= Task requirements =
Search term "type": please copy every line of the records below that contains it.

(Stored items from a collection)

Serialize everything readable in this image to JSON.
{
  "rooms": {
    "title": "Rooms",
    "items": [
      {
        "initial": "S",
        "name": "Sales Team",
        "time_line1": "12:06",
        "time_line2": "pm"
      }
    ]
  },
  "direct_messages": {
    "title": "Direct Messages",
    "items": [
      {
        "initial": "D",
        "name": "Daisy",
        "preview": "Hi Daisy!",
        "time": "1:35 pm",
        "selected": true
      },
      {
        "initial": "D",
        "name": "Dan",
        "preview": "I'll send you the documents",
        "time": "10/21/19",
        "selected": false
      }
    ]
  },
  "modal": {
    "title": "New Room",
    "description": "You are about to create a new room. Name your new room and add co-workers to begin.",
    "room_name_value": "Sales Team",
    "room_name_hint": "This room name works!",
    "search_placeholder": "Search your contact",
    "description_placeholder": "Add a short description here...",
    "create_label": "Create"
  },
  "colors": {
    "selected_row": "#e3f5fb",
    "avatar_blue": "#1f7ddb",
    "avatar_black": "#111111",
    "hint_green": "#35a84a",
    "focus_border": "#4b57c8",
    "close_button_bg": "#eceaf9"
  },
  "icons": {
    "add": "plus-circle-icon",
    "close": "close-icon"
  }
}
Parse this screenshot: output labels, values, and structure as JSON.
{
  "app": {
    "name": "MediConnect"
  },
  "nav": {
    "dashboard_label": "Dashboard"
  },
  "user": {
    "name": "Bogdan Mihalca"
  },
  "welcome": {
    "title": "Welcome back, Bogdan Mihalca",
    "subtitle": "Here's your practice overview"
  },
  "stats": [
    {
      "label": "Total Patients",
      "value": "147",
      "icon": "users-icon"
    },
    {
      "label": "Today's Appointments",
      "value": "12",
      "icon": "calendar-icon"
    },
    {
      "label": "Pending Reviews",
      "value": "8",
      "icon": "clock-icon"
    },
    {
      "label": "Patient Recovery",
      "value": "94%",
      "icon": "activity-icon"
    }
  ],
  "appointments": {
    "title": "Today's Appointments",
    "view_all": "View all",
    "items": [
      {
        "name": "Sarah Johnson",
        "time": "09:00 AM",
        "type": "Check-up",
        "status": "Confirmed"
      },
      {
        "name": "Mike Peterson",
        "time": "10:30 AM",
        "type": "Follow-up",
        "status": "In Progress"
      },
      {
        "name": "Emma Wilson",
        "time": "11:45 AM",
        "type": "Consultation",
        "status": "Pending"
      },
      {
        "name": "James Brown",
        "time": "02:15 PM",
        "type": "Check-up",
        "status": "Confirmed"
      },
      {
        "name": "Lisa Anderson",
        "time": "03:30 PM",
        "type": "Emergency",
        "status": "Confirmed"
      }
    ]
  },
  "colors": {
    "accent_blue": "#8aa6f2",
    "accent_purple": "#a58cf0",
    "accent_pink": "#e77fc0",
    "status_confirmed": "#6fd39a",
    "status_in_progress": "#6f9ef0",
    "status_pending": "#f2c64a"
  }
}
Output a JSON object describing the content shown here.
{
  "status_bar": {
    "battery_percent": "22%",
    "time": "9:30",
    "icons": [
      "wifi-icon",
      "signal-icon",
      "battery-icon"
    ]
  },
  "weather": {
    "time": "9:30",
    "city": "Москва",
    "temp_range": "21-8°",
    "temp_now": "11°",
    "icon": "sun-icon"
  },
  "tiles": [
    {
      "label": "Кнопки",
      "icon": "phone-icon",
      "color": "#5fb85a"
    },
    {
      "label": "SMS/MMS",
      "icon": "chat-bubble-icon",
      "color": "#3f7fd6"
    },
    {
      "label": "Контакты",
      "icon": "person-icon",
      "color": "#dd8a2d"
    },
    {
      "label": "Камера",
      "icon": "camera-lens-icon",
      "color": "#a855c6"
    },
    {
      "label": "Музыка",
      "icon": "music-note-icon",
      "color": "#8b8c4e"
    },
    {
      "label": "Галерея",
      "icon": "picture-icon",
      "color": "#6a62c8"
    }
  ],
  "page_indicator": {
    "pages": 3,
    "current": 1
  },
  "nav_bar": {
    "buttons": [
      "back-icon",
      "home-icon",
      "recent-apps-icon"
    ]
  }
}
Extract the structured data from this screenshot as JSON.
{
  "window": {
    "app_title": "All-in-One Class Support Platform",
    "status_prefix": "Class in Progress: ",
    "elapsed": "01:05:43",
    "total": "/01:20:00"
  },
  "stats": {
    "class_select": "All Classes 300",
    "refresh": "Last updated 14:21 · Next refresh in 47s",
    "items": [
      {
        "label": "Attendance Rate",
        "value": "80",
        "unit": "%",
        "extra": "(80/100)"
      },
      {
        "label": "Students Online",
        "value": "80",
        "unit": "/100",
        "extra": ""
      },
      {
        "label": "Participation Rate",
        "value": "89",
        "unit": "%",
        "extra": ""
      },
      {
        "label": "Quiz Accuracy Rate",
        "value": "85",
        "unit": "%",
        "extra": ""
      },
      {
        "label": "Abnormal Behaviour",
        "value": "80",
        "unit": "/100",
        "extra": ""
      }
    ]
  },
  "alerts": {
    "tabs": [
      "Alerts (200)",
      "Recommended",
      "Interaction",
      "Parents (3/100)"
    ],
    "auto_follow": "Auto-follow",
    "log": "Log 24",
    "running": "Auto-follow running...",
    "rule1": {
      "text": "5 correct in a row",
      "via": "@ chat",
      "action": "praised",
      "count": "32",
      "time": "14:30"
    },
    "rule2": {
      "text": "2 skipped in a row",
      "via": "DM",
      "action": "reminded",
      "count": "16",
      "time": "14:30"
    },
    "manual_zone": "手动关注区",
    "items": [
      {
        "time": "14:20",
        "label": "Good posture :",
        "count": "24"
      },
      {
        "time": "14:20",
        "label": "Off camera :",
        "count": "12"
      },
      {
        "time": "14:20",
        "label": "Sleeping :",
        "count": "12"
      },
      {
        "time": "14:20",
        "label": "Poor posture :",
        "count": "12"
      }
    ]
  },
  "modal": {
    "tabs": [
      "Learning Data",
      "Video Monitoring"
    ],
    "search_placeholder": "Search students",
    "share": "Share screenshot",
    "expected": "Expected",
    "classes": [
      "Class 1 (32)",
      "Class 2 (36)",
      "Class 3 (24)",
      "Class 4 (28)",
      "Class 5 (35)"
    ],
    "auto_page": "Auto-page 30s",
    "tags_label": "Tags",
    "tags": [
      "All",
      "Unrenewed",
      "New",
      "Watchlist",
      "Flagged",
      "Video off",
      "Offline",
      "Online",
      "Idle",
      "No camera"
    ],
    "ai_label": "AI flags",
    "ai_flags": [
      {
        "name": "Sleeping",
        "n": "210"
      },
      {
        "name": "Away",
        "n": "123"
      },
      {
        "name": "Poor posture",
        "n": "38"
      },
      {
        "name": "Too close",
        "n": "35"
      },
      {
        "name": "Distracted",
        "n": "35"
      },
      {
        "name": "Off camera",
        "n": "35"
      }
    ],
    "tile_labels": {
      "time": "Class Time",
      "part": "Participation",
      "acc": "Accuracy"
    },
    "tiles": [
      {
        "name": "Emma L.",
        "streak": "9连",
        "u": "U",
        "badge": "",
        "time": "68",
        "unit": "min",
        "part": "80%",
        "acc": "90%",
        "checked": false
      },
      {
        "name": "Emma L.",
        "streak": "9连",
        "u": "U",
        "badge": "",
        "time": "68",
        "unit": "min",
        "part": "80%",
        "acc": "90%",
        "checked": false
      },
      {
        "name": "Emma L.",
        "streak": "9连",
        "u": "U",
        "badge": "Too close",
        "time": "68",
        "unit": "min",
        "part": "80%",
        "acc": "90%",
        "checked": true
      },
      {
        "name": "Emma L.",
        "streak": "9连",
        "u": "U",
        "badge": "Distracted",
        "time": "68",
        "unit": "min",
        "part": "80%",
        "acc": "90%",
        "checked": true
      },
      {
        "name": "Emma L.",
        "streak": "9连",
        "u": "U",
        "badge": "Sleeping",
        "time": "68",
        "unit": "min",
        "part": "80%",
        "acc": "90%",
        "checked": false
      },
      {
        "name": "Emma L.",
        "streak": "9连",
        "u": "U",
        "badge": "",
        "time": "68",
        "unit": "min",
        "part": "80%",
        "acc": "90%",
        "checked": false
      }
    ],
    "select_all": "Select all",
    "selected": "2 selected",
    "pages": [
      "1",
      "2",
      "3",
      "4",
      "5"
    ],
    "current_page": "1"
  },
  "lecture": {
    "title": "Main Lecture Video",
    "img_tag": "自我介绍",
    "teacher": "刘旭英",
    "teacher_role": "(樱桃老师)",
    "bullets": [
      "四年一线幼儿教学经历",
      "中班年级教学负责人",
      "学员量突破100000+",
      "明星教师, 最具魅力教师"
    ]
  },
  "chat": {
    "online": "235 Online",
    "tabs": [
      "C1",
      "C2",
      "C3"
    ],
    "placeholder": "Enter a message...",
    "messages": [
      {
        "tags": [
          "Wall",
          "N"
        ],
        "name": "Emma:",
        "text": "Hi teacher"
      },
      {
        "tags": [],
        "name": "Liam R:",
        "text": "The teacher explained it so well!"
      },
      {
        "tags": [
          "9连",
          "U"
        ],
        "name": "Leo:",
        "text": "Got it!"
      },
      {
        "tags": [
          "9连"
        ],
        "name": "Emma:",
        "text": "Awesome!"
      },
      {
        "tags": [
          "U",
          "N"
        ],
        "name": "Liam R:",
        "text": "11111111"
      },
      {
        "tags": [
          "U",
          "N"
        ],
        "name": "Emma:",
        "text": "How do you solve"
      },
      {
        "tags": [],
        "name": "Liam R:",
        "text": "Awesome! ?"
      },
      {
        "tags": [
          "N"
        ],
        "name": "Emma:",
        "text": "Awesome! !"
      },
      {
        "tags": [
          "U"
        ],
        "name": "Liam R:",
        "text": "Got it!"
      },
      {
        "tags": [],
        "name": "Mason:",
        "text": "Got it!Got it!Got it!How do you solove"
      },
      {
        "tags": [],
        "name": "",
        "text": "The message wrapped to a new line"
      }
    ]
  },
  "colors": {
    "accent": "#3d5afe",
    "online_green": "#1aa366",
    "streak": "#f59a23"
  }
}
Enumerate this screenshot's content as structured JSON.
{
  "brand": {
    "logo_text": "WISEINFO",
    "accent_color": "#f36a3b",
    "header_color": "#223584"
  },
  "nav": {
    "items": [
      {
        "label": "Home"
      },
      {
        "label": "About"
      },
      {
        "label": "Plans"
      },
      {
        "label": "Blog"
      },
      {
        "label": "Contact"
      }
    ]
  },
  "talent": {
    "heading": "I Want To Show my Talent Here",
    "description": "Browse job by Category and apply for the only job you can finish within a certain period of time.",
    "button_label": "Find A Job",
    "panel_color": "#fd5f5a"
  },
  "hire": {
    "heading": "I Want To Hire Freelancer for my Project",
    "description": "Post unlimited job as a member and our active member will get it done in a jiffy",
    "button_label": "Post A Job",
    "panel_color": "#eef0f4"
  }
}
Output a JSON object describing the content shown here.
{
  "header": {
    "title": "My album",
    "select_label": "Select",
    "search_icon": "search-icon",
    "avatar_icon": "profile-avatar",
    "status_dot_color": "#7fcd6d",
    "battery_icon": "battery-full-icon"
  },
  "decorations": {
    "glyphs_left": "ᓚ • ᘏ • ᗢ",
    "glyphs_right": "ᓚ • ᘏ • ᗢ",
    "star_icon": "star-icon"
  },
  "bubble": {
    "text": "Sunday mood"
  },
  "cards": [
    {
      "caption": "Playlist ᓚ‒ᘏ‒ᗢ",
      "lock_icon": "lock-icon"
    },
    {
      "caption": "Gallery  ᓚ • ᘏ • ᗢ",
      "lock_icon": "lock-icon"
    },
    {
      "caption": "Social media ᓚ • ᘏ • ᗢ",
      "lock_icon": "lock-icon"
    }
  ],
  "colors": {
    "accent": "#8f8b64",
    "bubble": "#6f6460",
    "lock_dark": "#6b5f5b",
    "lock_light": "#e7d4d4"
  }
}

= Written response =
        "type": "Check-up",
        "type": "Follow-up",
        "type": "Consultation",
        "type": "Check-up",
        "type": "Emergency",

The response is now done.